RECORDS FOR PROCESSING:

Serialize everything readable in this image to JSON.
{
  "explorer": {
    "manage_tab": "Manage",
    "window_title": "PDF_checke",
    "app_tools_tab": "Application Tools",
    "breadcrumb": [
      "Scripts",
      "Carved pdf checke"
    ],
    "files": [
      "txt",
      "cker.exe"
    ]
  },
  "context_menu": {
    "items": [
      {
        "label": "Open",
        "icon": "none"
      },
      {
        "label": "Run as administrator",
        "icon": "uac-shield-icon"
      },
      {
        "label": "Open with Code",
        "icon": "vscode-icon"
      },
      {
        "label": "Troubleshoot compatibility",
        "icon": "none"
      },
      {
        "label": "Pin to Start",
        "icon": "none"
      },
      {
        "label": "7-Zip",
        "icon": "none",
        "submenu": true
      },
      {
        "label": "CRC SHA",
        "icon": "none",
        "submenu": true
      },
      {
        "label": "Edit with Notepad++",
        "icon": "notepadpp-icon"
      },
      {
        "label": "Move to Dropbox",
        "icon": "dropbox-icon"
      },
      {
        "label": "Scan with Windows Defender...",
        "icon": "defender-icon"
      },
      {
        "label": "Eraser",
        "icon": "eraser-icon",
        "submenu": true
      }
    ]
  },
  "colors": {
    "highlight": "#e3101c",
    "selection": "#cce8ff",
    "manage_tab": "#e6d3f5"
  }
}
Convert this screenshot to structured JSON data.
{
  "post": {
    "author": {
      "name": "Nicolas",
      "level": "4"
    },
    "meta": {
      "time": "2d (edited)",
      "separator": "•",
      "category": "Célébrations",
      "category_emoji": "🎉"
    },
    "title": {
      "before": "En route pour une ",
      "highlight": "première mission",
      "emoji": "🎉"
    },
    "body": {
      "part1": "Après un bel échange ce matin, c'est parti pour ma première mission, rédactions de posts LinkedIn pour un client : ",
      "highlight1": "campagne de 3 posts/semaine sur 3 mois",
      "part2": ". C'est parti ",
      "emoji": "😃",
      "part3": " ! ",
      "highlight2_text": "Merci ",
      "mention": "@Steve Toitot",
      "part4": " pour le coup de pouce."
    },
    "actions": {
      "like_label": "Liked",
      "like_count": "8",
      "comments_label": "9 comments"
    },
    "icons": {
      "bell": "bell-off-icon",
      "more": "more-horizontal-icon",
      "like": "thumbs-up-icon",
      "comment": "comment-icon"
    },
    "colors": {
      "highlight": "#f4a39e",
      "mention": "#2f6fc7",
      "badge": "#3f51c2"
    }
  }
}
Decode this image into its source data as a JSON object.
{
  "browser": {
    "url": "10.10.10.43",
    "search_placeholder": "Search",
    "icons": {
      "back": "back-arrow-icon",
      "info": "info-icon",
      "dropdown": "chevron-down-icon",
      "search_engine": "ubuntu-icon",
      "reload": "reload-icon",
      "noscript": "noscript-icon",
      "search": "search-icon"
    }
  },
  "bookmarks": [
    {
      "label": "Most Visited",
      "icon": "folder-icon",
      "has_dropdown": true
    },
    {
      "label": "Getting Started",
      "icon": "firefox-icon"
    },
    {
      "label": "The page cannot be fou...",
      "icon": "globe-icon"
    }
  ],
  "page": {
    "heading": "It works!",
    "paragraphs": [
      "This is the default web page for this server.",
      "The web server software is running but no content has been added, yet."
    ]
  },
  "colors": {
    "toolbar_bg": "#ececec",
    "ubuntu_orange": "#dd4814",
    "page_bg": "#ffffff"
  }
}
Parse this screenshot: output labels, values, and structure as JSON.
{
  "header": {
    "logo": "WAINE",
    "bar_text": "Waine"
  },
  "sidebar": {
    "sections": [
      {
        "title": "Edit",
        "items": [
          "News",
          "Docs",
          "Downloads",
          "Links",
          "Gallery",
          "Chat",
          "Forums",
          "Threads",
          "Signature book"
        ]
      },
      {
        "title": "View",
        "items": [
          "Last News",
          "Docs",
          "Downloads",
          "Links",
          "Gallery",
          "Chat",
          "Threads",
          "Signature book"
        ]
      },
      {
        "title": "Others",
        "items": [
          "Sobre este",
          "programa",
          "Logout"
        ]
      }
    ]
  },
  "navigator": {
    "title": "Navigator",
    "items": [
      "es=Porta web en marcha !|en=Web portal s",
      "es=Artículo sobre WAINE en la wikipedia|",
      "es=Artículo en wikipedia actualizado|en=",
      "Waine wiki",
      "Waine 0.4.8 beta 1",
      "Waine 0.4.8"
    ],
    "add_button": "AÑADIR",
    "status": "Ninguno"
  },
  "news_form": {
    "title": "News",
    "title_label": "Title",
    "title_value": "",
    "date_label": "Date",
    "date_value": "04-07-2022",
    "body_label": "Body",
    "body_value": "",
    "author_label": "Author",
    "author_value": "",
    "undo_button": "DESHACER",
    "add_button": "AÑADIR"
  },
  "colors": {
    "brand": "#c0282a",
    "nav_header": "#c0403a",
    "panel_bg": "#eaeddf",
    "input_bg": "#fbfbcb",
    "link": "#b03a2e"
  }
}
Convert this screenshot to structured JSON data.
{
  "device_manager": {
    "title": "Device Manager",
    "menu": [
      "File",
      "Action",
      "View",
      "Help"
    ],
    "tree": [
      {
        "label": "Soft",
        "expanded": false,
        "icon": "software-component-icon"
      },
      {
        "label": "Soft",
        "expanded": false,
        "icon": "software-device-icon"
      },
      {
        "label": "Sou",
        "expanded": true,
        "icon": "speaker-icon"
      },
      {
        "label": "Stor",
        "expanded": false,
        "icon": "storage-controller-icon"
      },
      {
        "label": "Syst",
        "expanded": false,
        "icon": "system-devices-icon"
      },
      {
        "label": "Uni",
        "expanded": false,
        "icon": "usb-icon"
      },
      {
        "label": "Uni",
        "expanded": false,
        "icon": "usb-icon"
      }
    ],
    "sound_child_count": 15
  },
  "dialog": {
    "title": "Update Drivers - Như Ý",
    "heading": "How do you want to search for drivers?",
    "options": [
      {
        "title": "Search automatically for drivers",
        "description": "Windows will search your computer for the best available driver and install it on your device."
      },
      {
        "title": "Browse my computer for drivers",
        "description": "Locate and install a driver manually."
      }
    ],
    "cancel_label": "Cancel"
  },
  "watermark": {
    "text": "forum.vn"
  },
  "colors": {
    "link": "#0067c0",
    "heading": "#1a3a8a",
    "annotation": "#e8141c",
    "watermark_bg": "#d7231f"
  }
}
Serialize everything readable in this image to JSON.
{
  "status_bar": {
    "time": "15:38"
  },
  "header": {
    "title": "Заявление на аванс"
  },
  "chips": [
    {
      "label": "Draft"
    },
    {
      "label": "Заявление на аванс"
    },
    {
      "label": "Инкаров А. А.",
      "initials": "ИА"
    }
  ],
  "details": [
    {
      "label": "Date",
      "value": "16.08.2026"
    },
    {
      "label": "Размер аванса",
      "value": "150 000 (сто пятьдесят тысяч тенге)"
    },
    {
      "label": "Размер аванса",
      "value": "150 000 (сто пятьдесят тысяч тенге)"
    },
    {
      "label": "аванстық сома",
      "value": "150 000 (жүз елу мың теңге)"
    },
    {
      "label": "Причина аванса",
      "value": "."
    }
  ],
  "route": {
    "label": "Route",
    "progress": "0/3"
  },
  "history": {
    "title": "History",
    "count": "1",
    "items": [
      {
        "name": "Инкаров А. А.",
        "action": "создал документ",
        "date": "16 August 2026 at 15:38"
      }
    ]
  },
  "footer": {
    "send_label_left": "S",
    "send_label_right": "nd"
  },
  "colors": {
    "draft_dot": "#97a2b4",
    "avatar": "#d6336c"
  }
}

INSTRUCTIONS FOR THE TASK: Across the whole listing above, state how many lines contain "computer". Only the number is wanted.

SOLUTION TO THE PROBLEM: 2